WHAT NEEDS TO BE DONE: Each record below is to be output with no change at all.

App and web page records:
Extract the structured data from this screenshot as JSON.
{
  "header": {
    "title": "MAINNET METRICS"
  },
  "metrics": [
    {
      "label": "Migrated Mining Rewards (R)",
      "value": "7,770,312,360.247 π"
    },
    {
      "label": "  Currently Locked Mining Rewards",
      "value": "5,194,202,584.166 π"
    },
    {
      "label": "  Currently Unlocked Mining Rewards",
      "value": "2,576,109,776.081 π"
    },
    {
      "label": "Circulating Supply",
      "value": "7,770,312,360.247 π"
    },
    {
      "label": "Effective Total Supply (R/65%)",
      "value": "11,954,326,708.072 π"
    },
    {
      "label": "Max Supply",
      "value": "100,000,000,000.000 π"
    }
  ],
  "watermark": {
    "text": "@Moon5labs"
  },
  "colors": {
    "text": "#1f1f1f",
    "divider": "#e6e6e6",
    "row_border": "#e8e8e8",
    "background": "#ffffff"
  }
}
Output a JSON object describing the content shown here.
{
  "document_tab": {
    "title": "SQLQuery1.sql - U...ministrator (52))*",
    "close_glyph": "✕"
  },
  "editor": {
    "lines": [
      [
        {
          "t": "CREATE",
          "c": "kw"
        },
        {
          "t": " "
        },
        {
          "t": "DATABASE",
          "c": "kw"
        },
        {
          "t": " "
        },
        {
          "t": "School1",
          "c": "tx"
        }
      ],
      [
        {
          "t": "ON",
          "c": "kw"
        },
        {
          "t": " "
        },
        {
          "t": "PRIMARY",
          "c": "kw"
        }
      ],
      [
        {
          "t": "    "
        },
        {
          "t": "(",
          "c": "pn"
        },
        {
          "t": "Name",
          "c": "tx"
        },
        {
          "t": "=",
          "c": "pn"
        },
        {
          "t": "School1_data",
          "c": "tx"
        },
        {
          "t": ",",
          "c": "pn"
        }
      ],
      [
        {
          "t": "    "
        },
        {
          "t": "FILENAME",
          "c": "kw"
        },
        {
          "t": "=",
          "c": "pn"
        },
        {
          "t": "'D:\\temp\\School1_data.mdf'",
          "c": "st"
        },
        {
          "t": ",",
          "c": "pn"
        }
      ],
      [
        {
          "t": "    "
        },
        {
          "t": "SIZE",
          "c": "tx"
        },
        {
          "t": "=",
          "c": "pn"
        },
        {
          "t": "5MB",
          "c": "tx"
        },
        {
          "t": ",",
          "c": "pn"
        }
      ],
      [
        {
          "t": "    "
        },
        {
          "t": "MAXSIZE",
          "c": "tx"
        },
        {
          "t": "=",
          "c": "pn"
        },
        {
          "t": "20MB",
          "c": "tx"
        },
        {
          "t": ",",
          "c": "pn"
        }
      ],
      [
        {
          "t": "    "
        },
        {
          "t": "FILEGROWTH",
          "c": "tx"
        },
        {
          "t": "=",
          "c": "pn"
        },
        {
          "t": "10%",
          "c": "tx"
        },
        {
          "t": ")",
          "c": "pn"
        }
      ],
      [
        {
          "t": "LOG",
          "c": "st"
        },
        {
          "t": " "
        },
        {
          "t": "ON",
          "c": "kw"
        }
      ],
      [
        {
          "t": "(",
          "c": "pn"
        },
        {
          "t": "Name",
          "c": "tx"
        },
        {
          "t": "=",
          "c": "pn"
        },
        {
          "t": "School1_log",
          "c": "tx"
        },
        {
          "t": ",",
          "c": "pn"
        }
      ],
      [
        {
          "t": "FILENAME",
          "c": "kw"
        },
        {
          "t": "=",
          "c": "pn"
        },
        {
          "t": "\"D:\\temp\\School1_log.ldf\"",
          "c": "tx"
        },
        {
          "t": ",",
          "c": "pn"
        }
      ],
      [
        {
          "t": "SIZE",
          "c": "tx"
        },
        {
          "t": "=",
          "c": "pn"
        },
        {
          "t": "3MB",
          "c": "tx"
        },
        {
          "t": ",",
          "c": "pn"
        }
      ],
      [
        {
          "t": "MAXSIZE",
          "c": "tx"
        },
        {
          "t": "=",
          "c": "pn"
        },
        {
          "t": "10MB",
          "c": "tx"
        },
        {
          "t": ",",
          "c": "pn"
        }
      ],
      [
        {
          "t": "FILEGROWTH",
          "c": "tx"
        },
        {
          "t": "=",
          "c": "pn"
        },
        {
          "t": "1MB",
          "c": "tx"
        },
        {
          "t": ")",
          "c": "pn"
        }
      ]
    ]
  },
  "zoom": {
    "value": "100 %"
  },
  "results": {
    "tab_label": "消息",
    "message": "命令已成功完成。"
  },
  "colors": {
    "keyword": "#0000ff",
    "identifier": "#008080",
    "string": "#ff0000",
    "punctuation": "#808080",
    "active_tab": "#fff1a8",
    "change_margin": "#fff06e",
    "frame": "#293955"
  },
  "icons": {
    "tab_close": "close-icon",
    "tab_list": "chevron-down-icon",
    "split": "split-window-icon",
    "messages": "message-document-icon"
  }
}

SOLUTION TO THIS TASK:
Extract the structured data from this screenshot as JSON.
{
  "header": {
    "title": "MAINNET METRICS"
  },
  "metrics": [
    {
      "label": "Migrated Mining Rewards (R)",
      "value": "7,770,312,360.247 π"
    },
    {
      "label": "  Currently Locked Mining Rewards",
      "value": "5,194,202,584.166 π"
    },
    {
      "label": "  Currently Unlocked Mining Rewards",
      "value": "2,576,109,776.081 π"
    },
    {
      "label": "Circulating Supply",
      "value": "7,770,312,360.247 π"
    },
    {
      "label": "Effective Total Supply (R/65%)",
      "value": "11,954,326,708.072 π"
    },
    {
      "label": "Max Supply",
      "value": "100,000,000,000.000 π"
    }
  ],
  "watermark": {
    "text": "@Moon5labs"
  },
  "colors": {
    "text": "#1f1f1f",
    "divider": "#e6e6e6",
    "row_border": "#e8e8e8",
    "background": "#ffffff"
  }
}
Output a JSON object describing the content shown here.
{
  "document_tab": {
    "title": "SQLQuery1.sql - U...ministrator (52))*",
    "close_glyph": "✕"
  },
  "editor": {
    "lines": [
      [
        {
          "t": "CREATE",
          "c": "kw"
        },
        {
          "t": " "
        },
        {
          "t": "DATABASE",
          "c": "kw"
        },
        {
          "t": " "
        },
        {
          "t": "School1",
          "c": "tx"
        }
      ],
      [
        {
          "t": "ON",
          "c": "kw"
        },
        {
          "t": " "
        },
        {
          "t": "PRIMARY",
          "c": "kw"
        }
      ],
      [
        {
          "t": "    "
        },
        {
          "t": "(",
          "c": "pn"
        },
        {
          "t": "Name",
          "c": "tx"
        },
        {
          "t": "=",
          "c": "pn"
        },
        {
          "t": "School1_data",
          "c": "tx"
        },
        {
          "t": ",",
          "c": "pn"
        }
      ],
      [
        {
          "t": "    "
        },
        {
          "t": "FILENAME",
          "c": "kw"
        },
        {
          "t": "=",
          "c": "pn"
        },
        {
          "t": "'D:\\temp\\School1_data.mdf'",
          "c": "st"
        },
        {
          "t": ",",
          "c": "pn"
        }
      ],
      [
        {
          "t": "    "
        },
        {
          "t": "SIZE",
          "c": "tx"
        },
        {
          "t": "=",
          "c": "pn"
        },
        {
          "t": "5MB",
          "c": "tx"
        },
        {
          "t": ",",
          "c": "pn"
        }
      ],
      [
        {
          "t": "    "
        },
        {
          "t": "MAXSIZE",
          "c": "tx"
        },
        {
          "t": "=",
          "c": "pn"
        },
        {
          "t": "20MB",
          "c": "tx"
        },
        {
          "t": ",",
          "c": "pn"
        }
      ],
      [
        {
          "t": "    "
        },
        {
          "t": "FILEGROWTH",
          "c": "tx"
        },
        {
          "t": "=",
          "c": "pn"
        },
        {
          "t": "10%",
          "c": "tx"
        },
        {
          "t": ")",
          "c": "pn"
        }
      ],
      [
        {
          "t": "LOG",
          "c": "st"
        },
        {
          "t": " "
        },
        {
          "t": "ON",
          "c": "kw"
        }
      ],
      [
        {
          "t": "(",
          "c": "pn"
        },
        {
          "t": "Name",
          "c": "tx"
        },
        {
          "t": "=",
          "c": "pn"
        },
        {
          "t": "School1_log",
          "c": "tx"
        },
        {
          "t": ",",
          "c": "pn"
        }
      ],
      [
        {
          "t": "FILENAME",
          "c": "kw"
        },
        {
          "t": "=",
          "c": "pn"
        },
        {
          "t": "\"D:\\temp\\School1_log.ldf\"",
          "c": "tx"
        },
        {
          "t": ",",
          "c": "pn"
        }
      ],
      [
        {
          "t": "SIZE",
          "c": "tx"
        },
        {
          "t": "=",
          "c": "pn"
        },
        {
          "t": "3MB",
          "c": "tx"
        },
        {
          "t": ",",
          "c": "pn"
        }
      ],
      [
        {
          "t": "MAXSIZE",
          "c": "tx"
        },
        {
          "t": "=",
          "c": "pn"
        },
        {
          "t": "10MB",
          "c": "tx"
        },
        {
          "t": ",",
          "c": "pn"
        }
      ],
      [
        {
          "t": "FILEGROWTH",
          "c": "tx"
        },
        {
          "t": "=",
          "c": "pn"
        },
        {
          "t": "1MB",
          "c": "tx"
        },
        {
          "t": ")",
          "c": "pn"
        }
      ]
    ]
  },
  "zoom": {
    "value": "100 %"
  },
  "results": {
    "tab_label": "消息",
    "message": "命令已成功完成。"
  },
  "colors": {
    "keyword": "#0000ff",
    "identifier": "#008080",
    "string": "#ff0000",
    "punctuation": "#808080",
    "active_tab": "#fff1a8",
    "change_margin": "#fff06e",
    "frame": "#293955"
  },
  "icons": {
    "tab_close": "close-icon",
    "tab_list": "chevron-down-icon",
    "split": "split-window-icon",
    "messages": "message-document-icon"
  }
}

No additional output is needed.